We often receive inquiries from people wishing to buy or sell an "Audubon" print, or from those wanting to know if a print is authentic. Audubon's images are so well-loved that several editions were done throughout the 19th and 20th century. Here are some general guidelines to identify your piece.

First, examine the sheet out of the frame and mat. Measure the sheet, keeping in mind that, unless it's been drastically trimmed, it should be close to the 29.5 by 40 inch sheet size of the original Double-Elephant sheets. Look for the "Whatman Turkey Mill" watermark by holding the sheet up to a strong light source. A 19th century sheet of paper has a look and feel that cannot be replicated by a modern made paper. You may see stitch holes along the long edge of the piece showing where it was originally bound.

Whatman Turkey Mill WatermarkIf your piece says "Chromolith by Julius Bien," it is from an edition done in 1860, which is quite rare but less valuable than the first edition published in London in 1827-38. The Bien edition should also measure close to 29.5 by 40 inches and was printed by the media of chromolithography (a color printed lithograph).

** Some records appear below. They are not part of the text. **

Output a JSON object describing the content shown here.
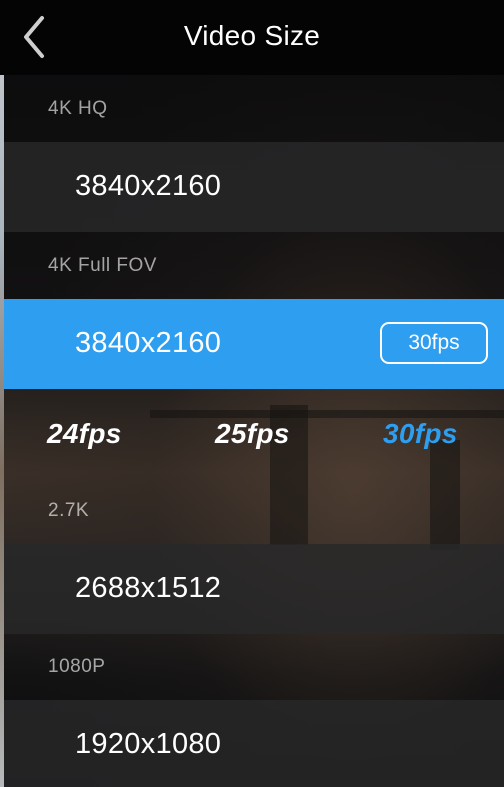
{
  "header": {
    "title": "Video Size",
    "back_icon": "chevron-left-icon"
  },
  "sections": [
    {
      "label": "4K HQ",
      "resolution": "3840x2160",
      "selected": false
    },
    {
      "label": "4K Full FOV",
      "resolution": "3840x2160",
      "selected": true,
      "fps_badge": "30fps"
    },
    {
      "label": "2.7K",
      "resolution": "2688x1512",
      "selected": false
    },
    {
      "label": "1080P",
      "resolution": "1920x1080",
      "selected": false
    }
  ],
  "fps_options": [
    {
      "label": "24fps",
      "active": false
    },
    {
      "label": "25fps",
      "active": false
    },
    {
      "label": "30fps",
      "active": true
    }
  ],
  "colors": {
    "accent": "#2e9ef0",
    "row_background": "#28282a",
    "header_background": "#040404",
    "text": "#ffffff"
  }
}
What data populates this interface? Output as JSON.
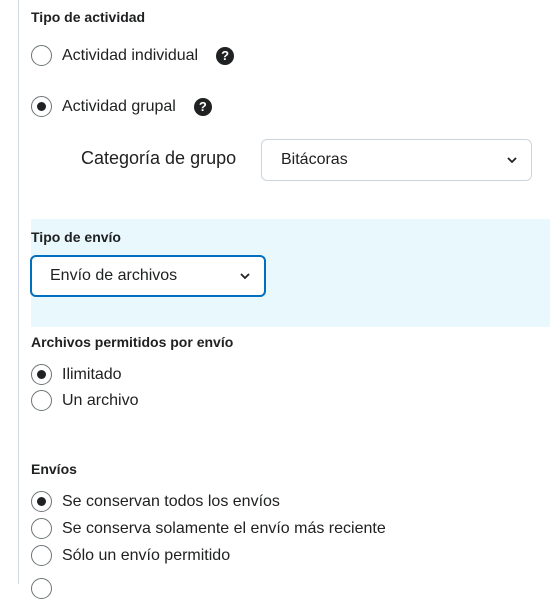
{
  "activity_type": {
    "heading": "Tipo de actividad",
    "options": [
      {
        "label": "Actividad individual",
        "selected": false,
        "help_icon": "question-circle-icon"
      },
      {
        "label": "Actividad grupal",
        "selected": true,
        "help_icon": "question-circle-icon"
      }
    ],
    "group_category": {
      "label": "Categoría de grupo",
      "value": "Bitácoras"
    }
  },
  "submission_type": {
    "heading": "Tipo de envío",
    "value": "Envío de archivos",
    "highlight_color": "#e8f8fd",
    "focus_color": "#006fbf"
  },
  "files_per_submission": {
    "heading": "Archivos permitidos por envío",
    "options": [
      {
        "label": "Ilimitado",
        "selected": true
      },
      {
        "label": "Un archivo",
        "selected": false
      }
    ]
  },
  "submissions": {
    "heading": "Envíos",
    "options": [
      {
        "label": "Se conservan todos los envíos",
        "selected": true
      },
      {
        "label": "Se conserva solamente el envío más reciente",
        "selected": false
      },
      {
        "label": "Sólo un envío permitido",
        "selected": false
      }
    ]
  }
}
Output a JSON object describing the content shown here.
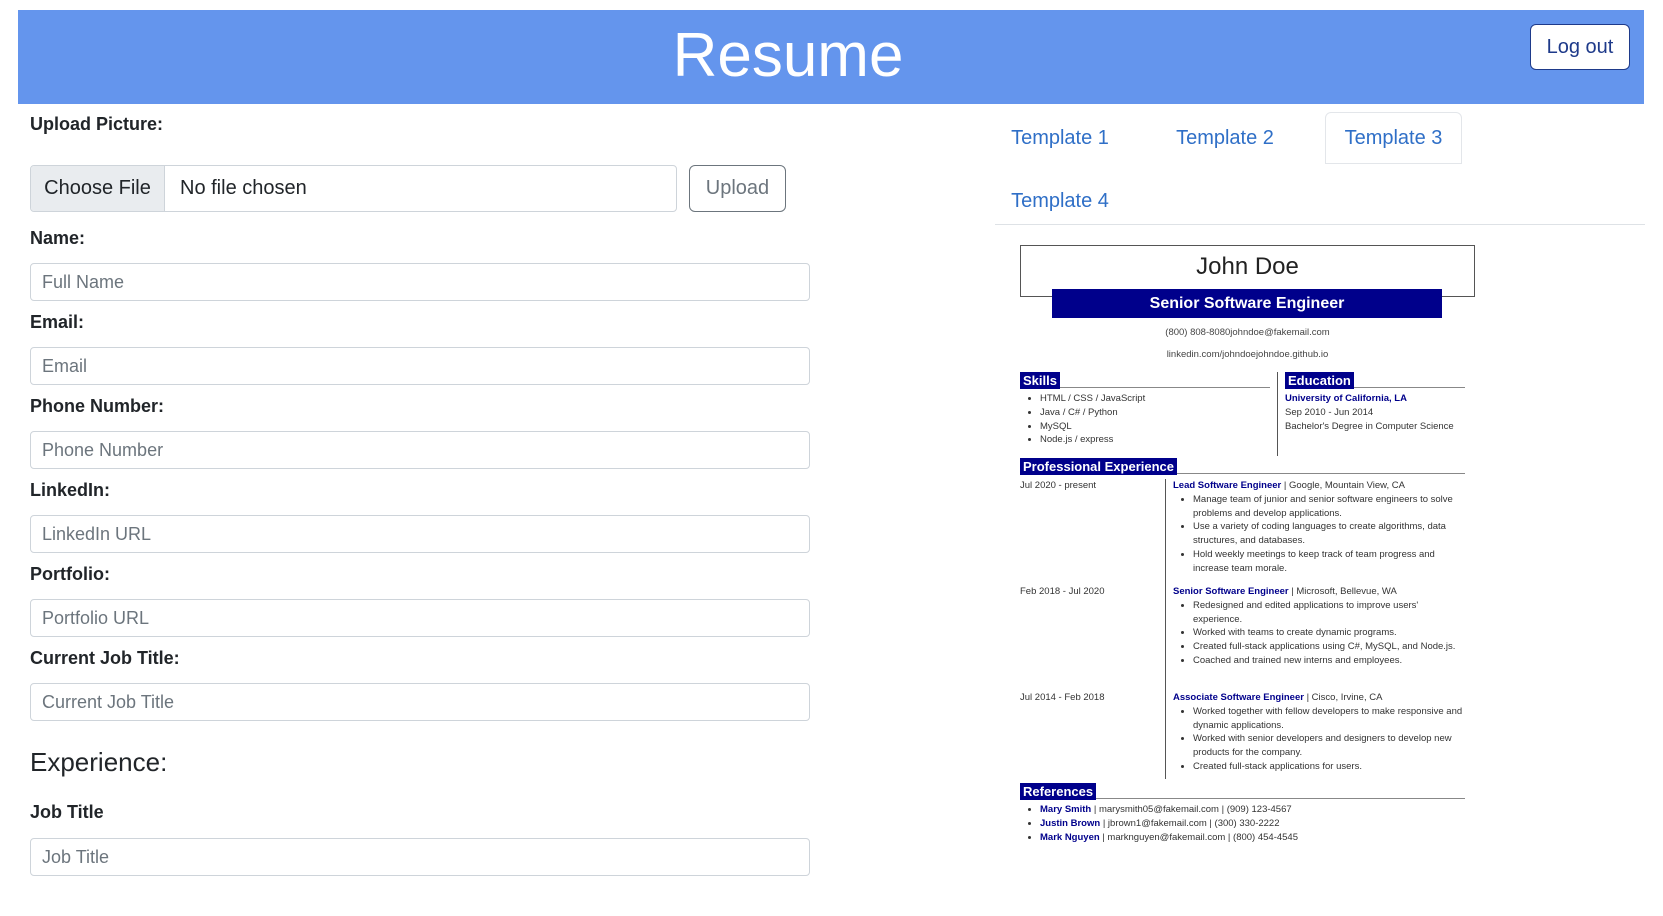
{
  "header": {
    "title": "Resume",
    "logout_label": "Log out"
  },
  "form": {
    "upload_picture_label": "Upload Picture:",
    "choose_file_label": "Choose File",
    "file_status": "No file chosen",
    "upload_label": "Upload",
    "fields": [
      {
        "label": "Name:",
        "placeholder": "Full Name"
      },
      {
        "label": "Email:",
        "placeholder": "Email"
      },
      {
        "label": "Phone Number:",
        "placeholder": "Phone Number"
      },
      {
        "label": "LinkedIn:",
        "placeholder": "LinkedIn URL"
      },
      {
        "label": "Portfolio:",
        "placeholder": "Portfolio URL"
      },
      {
        "label": "Current Job Title:",
        "placeholder": "Current Job Title"
      }
    ],
    "experience_heading": "Experience:",
    "job_title_label": "Job Title",
    "job_title_placeholder": "Job Title"
  },
  "tabs": [
    {
      "label": "Template 1",
      "active": false
    },
    {
      "label": "Template 2",
      "active": false
    },
    {
      "label": "Template 3",
      "active": true
    },
    {
      "label": "Template 4",
      "active": false
    }
  ],
  "resume": {
    "name": "John Doe",
    "title": "Senior Software Engineer",
    "contact_line1": "(800) 808-8080johndoe@fakemail.com",
    "contact_line2": "linkedin.com/johndoejohndoe.github.io",
    "skills_heading": "Skills",
    "skills": [
      "HTML / CSS / JavaScript",
      "Java / C# / Python",
      "MySQL",
      "Node.js / express"
    ],
    "education_heading": "Education",
    "education": {
      "school": "University of California, LA",
      "dates": "Sep 2010 - Jun 2014",
      "degree": "Bachelor's Degree in Computer Science"
    },
    "experience_heading": "Professional Experience",
    "jobs": [
      {
        "dates": "Jul 2020 - present",
        "title": "Lead Software Engineer",
        "company": "| Google, Mountain View, CA",
        "bullets": [
          "Manage team of junior and senior software engineers to solve problems and develop applications.",
          "Use a variety of coding languages to create algorithms, data structures, and databases.",
          "Hold weekly meetings to keep track of team progress and increase team morale."
        ]
      },
      {
        "dates": "Feb 2018 - Jul 2020",
        "title": "Senior Software Engineer",
        "company": "| Microsoft, Bellevue, WA",
        "bullets": [
          "Redesigned and edited applications to improve users' experience.",
          "Worked with teams to create dynamic programs.",
          "Created full-stack applications using C#, MySQL, and Node.js.",
          "Coached and trained new interns and employees."
        ]
      },
      {
        "dates": "Jul 2014 - Feb 2018",
        "title": "Associate Software Engineer",
        "company": "| Cisco, Irvine, CA",
        "bullets": [
          "Worked together with fellow developers to make responsive and dynamic applications.",
          "Worked with senior developers and designers to develop new products for the company.",
          "Created full-stack applications for users."
        ]
      }
    ],
    "references_heading": "References",
    "references": [
      {
        "name": "Mary Smith",
        "detail": "|  marysmith05@fakemail.com  |  (909) 123-4567"
      },
      {
        "name": "Justin Brown",
        "detail": "|  jbrown1@fakemail.com  |  (300) 330-2222"
      },
      {
        "name": "Mark Nguyen",
        "detail": "|  marknguyen@fakemail.com  |  (800) 454-4545"
      }
    ]
  }
}
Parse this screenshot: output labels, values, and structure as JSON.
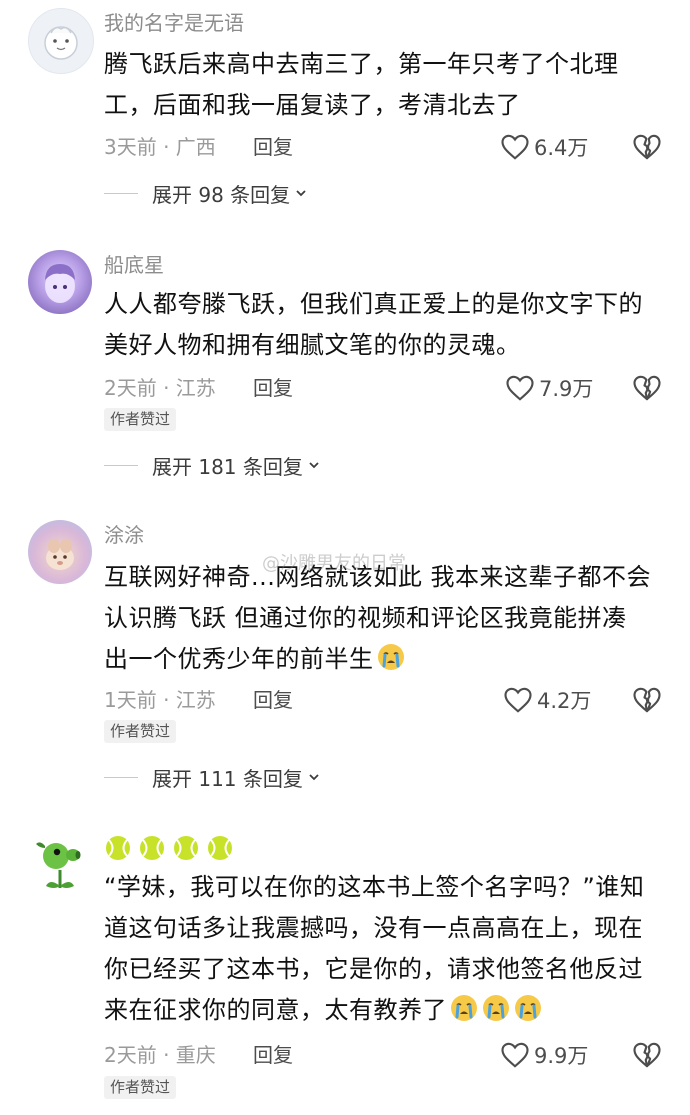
{
  "comments": [
    {
      "username": "我的名字是无语",
      "text_lines": [
        "腾飞跃后来高中去南三了，第一年只考了个北理",
        "工，后面和我一届复读了，考清北去了"
      ],
      "meta": "3天前 · 广西",
      "reply_label": "回复",
      "likes": "6.4万",
      "expand": "展开 98 条回复"
    },
    {
      "username": "船底星",
      "text_lines": [
        "人人都夸滕飞跃，但我们真正爱上的是你文字下的",
        "美好人物和拥有细腻文笔的你的灵魂。"
      ],
      "meta": "2天前 · 江苏",
      "reply_label": "回复",
      "likes": "7.9万",
      "badge": "作者赞过",
      "expand": "展开 181 条回复"
    },
    {
      "username": "涂涂",
      "text_lines": [
        "互联网好神奇...网络就该如此 我本来这辈子都不会",
        "认识腾飞跃 但通过你的视频和评论区我竟能拼凑",
        "出一个优秀少年的前半生"
      ],
      "meta": "1天前 · 江苏",
      "reply_label": "回复",
      "likes": "4.2万",
      "badge": "作者赞过",
      "expand": "展开 111 条回复"
    },
    {
      "text_lines": [
        "“学妹，我可以在你的这本书上签个名字吗？”谁知",
        "道这句话多让我震撼吗，没有一点高高在上，现在",
        "你已经买了这本书，它是你的，请求他签名他反过",
        "来在征求你的同意，太有教养了"
      ],
      "meta": "2天前 · 重庆",
      "reply_label": "回复",
      "likes": "9.9万",
      "badge": "作者赞过"
    }
  ],
  "watermark": "@沙雕男友的日常",
  "colors": {
    "secondary_text": "#9a9a9a",
    "username": "#8d8d8d",
    "badge_bg": "#f1f1f1"
  },
  "icons": [
    "heart-outline-icon",
    "broken-heart-icon",
    "chevron-down-icon",
    "crying-emoji",
    "tennis-ball-emoji"
  ]
}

If your piece measures around six by eight inches, it is from the Octavo edition of Birds of America. The first octavo edition was published between 1840-44, and was vastly more affordable than the first edition. It was more accessible to a wider market, and was a convenient way to read the accompanying text while studying the images. The octavos are a wonderful and affordable way to collect Audubon prints.

If you have a print measuring about eighteen by twenty inches, it is likely a calendar cover published by an insurance company in the 1950s and has very little value.

Just to complicate things, there are at least three modern fascimile editions of Audubon's birds done on the Double-Elephant size sheets. They will not, however, have the Whatman Turkey Mill watermark. Examined under a loop, they will display a mechanical dot pattern, much like a magazine photo would look magnified. Known as the "Amsterdam," the "Leipzig," or the "Abbeville" editions, these are good for decoration but probably not good for financial appreciation over the long term.

If you need more assistance in assessing the value of your print, we can offer appraisals for a reasonable fee. In addition, we can make recommendations on special conservation and archival framing to preserve your art.

Tam O'Neill Fine Arts buys and sells Audubon and other antique prints. We are listed as a  "Recommended Dealer" by Ron Flynn, publisher of the Audubon Price Guide series.  Contact the gallery for more information.